- RAW DATA:
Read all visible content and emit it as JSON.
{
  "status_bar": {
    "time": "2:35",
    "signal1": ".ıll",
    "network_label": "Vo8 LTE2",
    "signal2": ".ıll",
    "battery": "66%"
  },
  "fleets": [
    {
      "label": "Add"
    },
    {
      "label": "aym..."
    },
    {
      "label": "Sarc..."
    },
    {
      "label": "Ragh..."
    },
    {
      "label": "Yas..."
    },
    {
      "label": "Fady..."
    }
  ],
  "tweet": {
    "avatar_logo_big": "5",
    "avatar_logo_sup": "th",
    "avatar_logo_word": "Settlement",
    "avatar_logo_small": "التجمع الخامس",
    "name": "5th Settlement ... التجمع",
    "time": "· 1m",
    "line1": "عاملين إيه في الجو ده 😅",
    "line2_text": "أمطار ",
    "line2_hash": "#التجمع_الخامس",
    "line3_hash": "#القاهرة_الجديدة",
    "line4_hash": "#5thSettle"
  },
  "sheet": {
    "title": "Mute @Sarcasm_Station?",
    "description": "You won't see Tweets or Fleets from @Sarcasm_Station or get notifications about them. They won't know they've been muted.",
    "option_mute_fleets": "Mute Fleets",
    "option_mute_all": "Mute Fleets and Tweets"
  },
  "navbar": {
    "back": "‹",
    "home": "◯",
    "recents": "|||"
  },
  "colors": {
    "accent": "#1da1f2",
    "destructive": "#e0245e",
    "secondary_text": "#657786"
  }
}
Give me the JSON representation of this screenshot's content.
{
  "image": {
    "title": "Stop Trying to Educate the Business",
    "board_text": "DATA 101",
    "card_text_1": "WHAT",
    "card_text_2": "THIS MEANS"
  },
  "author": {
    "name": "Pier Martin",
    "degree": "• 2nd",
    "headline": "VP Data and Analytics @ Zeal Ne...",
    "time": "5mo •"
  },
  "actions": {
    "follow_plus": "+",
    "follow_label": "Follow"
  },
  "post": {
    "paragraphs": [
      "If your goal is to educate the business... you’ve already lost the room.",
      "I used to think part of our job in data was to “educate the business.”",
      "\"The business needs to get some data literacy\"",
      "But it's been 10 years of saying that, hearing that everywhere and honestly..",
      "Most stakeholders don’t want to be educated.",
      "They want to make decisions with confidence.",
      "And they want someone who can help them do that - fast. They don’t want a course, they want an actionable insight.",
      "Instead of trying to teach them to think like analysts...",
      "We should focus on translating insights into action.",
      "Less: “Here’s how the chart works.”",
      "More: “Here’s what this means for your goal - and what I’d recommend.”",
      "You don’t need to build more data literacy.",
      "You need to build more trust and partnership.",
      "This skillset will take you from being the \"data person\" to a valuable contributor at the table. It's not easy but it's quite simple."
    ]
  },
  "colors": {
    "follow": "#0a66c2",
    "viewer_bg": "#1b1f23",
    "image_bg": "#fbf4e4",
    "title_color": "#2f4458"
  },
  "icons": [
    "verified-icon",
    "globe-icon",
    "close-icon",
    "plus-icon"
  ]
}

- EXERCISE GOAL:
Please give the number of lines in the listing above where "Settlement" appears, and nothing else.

- TASK OUTPUT:
2